Scientists call for Arctic fishing moratorium, rules

Apr 23, 2012
Scientists urged Arctic rim nations to set fishing regulations for the Arctic Ocean, and order a moratorium on fishing until stocks are assessed, before trawlers soon start dropping nets in the pristine waters.

Scientists on Monday urged Arctic rim nations to set fishing regulations for the Arctic Ocean, and order a moratorium on fishing until stocks are assessed, before trawlers soon start dropping nets in the pristine waters.

"A commercial fishery in the central Arctic Ocean is now possible and feasible," said more than 2,000 scientists from 67 countries in an open letter to Canada, Denmark, Norway, Russia and the United States.

But not enough is known about "the presence, abundance, structure, movements, and health of fish stocks and the role they play in the broader ecosystem" of these international waters as large as the Mediterranean Sea.

The international community must "take action now to protect these waters until we have the science and governance in place to ensure sustainable development of fisheries," the scientists wrote in the letter.

The main barrier to fishing in the Arctic waters is quickly disappearing, as the ice cap melts. Since the summer of 2007, 40 percent of the central Arctic Ocean has been open water.

Soon trawlers from major fishing nations could begin to appear in the far north.

The United States adopted a precautionary approach by closing its Arctic waters to commercial fishing in 2009 to allow scientists to assess the evolving environment.

Canada is also drafting its own fisheries policy for the adjoining Beaufort Sea.

But the scientists fear that "in the absence of scientific data and a robust management system" for the entire region, "depletion of fishery resources and damage to other components of the ecosystem are likely to result if fisheries commence."

The letter was released on the first day of the International Polar Year 2012 science conference in Montreal which brings together the five Arctic coastal countries.

Explore further: Measuring phosphorus loss from Midwest crop fields

add to favorites email to friend print save as pdf

Related Stories

EU sets fish quotas for 2007

Dec 22, 2006

The European Union fisheries ministers have set the 2007 limits for fish catches in European waters.

Arctic Ocean waters warm suddenly

Oct 07, 2005

Water flowing from the North Atlantic Ocean into the Arctic provides evidence that the Arctic Ocean is warming, according to U.S. and European researchers.

Recommended for you

Measuring phosphorus loss from Midwest crop fields

1 hour ago

Field runoff from farms in the Lake Erie basin is often rich in soluble plant nutrients, including phosphorus.

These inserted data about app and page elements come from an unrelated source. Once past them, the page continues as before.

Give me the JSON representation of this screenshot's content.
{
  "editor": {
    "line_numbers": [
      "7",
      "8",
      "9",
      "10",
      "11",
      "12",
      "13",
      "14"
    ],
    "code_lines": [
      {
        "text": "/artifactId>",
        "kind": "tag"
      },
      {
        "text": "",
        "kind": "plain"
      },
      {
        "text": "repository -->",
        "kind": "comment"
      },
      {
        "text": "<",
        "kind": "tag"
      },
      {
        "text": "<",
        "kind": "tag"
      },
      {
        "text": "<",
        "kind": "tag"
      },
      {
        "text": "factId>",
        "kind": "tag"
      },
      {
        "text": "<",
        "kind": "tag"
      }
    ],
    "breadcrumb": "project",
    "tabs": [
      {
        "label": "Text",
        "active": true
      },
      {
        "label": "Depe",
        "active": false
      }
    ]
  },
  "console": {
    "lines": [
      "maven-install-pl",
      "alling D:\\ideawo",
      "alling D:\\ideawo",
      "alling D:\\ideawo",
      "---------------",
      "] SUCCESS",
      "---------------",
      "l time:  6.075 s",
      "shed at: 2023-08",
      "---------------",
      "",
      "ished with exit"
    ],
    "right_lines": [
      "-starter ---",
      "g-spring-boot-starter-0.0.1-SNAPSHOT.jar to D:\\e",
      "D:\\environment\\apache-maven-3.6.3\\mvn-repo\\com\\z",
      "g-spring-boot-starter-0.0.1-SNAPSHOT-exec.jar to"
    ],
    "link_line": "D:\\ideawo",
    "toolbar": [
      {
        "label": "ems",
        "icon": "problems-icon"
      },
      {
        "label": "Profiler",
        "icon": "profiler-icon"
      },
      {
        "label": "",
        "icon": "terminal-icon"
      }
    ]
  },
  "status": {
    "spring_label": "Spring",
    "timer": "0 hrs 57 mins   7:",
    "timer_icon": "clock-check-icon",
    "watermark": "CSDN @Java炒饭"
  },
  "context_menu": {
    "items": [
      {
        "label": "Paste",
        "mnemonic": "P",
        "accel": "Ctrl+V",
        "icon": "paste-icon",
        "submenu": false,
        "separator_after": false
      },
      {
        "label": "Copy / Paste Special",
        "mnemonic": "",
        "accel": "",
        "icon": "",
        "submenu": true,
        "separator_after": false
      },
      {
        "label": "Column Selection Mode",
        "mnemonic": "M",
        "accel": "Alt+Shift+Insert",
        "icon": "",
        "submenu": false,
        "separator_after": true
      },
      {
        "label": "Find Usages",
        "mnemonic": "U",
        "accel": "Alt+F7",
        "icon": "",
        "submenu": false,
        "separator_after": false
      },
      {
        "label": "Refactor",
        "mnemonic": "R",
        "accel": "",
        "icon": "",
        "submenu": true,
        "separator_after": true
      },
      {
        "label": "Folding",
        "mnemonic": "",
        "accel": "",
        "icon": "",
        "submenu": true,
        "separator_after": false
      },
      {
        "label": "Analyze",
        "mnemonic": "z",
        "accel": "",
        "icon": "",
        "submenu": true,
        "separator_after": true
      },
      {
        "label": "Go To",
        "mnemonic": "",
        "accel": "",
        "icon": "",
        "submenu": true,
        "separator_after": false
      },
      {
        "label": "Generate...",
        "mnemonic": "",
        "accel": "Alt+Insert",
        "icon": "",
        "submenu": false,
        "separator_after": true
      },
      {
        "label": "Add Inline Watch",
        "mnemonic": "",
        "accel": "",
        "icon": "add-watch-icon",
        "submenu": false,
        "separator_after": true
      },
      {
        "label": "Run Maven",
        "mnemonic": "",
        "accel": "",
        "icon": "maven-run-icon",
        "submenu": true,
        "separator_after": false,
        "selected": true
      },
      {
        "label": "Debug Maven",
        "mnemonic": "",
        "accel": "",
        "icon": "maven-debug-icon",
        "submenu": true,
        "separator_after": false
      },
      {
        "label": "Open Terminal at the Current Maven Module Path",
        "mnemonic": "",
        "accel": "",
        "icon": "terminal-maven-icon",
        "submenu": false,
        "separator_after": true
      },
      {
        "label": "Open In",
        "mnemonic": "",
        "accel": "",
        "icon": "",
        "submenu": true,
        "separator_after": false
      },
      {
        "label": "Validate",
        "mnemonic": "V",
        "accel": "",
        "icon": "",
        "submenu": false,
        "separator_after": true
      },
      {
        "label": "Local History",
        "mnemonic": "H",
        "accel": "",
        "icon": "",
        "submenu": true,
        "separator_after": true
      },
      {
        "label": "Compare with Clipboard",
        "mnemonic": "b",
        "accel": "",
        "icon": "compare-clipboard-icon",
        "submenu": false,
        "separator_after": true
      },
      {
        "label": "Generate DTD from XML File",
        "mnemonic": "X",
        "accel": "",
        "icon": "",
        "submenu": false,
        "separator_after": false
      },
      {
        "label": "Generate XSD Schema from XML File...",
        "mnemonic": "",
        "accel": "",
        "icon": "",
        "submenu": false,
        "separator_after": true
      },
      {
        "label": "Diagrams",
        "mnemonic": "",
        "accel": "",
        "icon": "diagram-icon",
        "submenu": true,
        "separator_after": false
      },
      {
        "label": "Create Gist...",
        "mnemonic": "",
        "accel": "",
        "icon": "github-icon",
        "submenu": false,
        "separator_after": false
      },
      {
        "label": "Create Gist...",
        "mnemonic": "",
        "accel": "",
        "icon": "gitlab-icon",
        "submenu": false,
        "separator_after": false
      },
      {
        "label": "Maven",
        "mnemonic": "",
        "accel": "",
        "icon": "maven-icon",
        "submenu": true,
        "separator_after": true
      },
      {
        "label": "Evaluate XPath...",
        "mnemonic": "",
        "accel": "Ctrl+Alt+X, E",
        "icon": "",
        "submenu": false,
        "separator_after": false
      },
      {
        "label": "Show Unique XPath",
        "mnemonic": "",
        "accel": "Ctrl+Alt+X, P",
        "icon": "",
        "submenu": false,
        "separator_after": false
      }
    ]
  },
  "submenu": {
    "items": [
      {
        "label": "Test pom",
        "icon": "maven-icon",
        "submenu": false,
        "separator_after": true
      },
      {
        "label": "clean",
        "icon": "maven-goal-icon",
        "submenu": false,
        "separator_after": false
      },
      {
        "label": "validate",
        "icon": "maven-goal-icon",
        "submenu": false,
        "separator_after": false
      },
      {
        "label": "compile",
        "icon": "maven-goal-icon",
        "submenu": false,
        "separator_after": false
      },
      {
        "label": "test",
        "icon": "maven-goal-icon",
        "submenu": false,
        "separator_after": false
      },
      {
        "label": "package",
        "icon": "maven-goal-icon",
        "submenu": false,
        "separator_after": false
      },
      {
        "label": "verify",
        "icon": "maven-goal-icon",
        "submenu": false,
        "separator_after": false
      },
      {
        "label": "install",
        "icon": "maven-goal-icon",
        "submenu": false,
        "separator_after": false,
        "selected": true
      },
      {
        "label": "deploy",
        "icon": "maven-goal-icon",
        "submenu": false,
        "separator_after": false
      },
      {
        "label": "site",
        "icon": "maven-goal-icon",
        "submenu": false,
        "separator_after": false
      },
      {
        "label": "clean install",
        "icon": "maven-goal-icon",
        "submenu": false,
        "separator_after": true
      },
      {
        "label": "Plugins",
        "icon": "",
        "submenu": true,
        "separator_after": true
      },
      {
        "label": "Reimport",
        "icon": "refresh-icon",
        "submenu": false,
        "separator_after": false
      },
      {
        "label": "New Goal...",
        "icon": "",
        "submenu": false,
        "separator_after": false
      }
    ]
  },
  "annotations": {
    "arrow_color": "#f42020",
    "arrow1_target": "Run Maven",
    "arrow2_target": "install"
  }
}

When this nutrient-rich runoff reaches the lake, the phosphorus can support abundant algal blooms ...

FACT CHECK: Both sides in Keystone XL debate bend facts

14 hours ago

Supporters of the Keystone XL pipeline, which would run from Canada to the Gulf, say the privately funded, $8 billion project is a critically needed piece of infrastructure that will create thousands of jobs ...

Sao Paulo warns of severe water rationing

16 hours ago

Authorities in Sao Paulo, Brazil's richest state and economic hub, have warned they are considering severe water rationing if the country's worst drought in 80 years continues.

Refineries challenge EPA plan to cut emissions

19 hours ago

A rule proposed by the Environmental Protection Agency that aims to curb emissions from oil refineries and petrochemical manufacturers is causing tensions to flare between the agency and industry groups. The agency is reviewing ...

User comments : 0

Please sign in to add a comment. Registration is free, and takes less than a minute. Read more

Click here to reset your password.
Sign in to get notified via email when new comments are made.